The evidence for warfare during this Postpalatial period is limited to finds of weapons from graves and figurative scenes on generally large pots of the Late Helladic IIIC period (ca. the twelfth century BC), the final phase of the Bronze Age proper. As Matthew Lloyd has pointed out, “the rise in violent iconography and the prestige of swords and spears in the Postpalatial period is no coincidence, and that willingness to do violence was becoming a necessary skill in the cultural climate.”
An example of Late Helladic IIIC pottery is the “Warrior Vase” from Mycenae. It is a large vessel used to mix water and wine. Both sides depict warriors. On one side, the men have raised their spears and are preparing to attack; on the other, warriors march away with little knapsacks tied to their spears, which they hold aslope against their shoulders. They are wearing helmets of some kind, leg protection, and perhaps also a kind of corslet. Most notably, they are also equipped with shields. The warriors that are marching away have crescent-shaped shields.

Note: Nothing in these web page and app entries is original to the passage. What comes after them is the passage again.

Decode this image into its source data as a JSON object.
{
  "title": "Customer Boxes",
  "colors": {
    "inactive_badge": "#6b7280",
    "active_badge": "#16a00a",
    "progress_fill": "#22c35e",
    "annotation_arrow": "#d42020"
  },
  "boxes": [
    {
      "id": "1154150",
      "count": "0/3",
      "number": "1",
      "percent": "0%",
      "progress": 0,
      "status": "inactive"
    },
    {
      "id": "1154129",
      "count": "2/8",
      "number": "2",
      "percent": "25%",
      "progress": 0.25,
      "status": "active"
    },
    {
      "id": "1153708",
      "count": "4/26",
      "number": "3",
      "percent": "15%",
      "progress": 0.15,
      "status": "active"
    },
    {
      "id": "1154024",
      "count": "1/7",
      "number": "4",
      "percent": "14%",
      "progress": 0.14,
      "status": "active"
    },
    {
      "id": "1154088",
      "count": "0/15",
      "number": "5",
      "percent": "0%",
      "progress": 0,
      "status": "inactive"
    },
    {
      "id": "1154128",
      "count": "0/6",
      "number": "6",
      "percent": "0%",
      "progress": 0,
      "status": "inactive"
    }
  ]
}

Battle-scenes from other vases and pottery fragments show that the spear is the most used weapon. It is often brandished overhead and perhaps it was apparently used as a throwing weapon. Other warriors wield swords; we also find archers. In addition to the crescent-shaped shields of the Warrior Vase, we also find square shields and oblong shields with scallops cut from the sides, which resemble Hittite shields and the later, so-called Dipylon shields found in Late Geometric figured scenes of the late eighth century BC.
Aside from differences with the preceding period, we may also note some continuity. The rail chariot, introduced during the late thirteenth century BC, continues in use. Likewise, many scenes of battle that date from the twelfth century BC feature ships that are similar to warships of the Palatial era, with a flat keel. These vessels would continue in use until the Archaic period, undergoing relatively minor changes, including being fitted with a bronze ram.
Observant readers may have noticed that I have not once referred to the Homeric epics or the story of the Trojan War in this article. This was intentional, because even if the story of the Trojan War has roots that stretch back to the Late Bronze Age, there is (almost) nothing in the epics that can be positively identified as Mycenaean.
However, there are traces of a (possible) Trojan War to be found in Anatolian sources that do go back to the Bronze Age. It is beyond the remit of this article to devote too much space to the subject here, but interested readers should check out Mary R. Bachvarova’s From Hittite to Homer. The Anatolian Background of Ancient Greek Epic (2016).
For example, Bachvarova notes (p. 400-401):
We know that the story tradition about Troy is indeed very old. As mentioned in earlier chapters, the destruction of Troy/Tarwiza may have already reached legendary status among the Hittites in the Late Bronze Age, and Luwians were already singing about “steep Wilusa” in the fourteenth century BCE. There is, however, no reason to believe that a Mycenaean epic about the fall of Troy existed.
But I hope that this article demonstrates that Mycenaean warfare is interesting in and of itself; it does not have to be given meaning by reference to the story of the Trojan War, or by forcing the Homeric epics to somehow fit into the Late Bronze Age. Archaeology has unearthed a great deal about the Mycenaean world without us having to take recourse to texts that were first written down centuries after the end of the Bronze Age.
Furthermore, I hope that this diachronic overview has given some idea of how dynamic warfare was for the period under examination. Weapons, armour, and related items changed continuously over the course of the Late Bronze Age, and I have only touched on major developments here.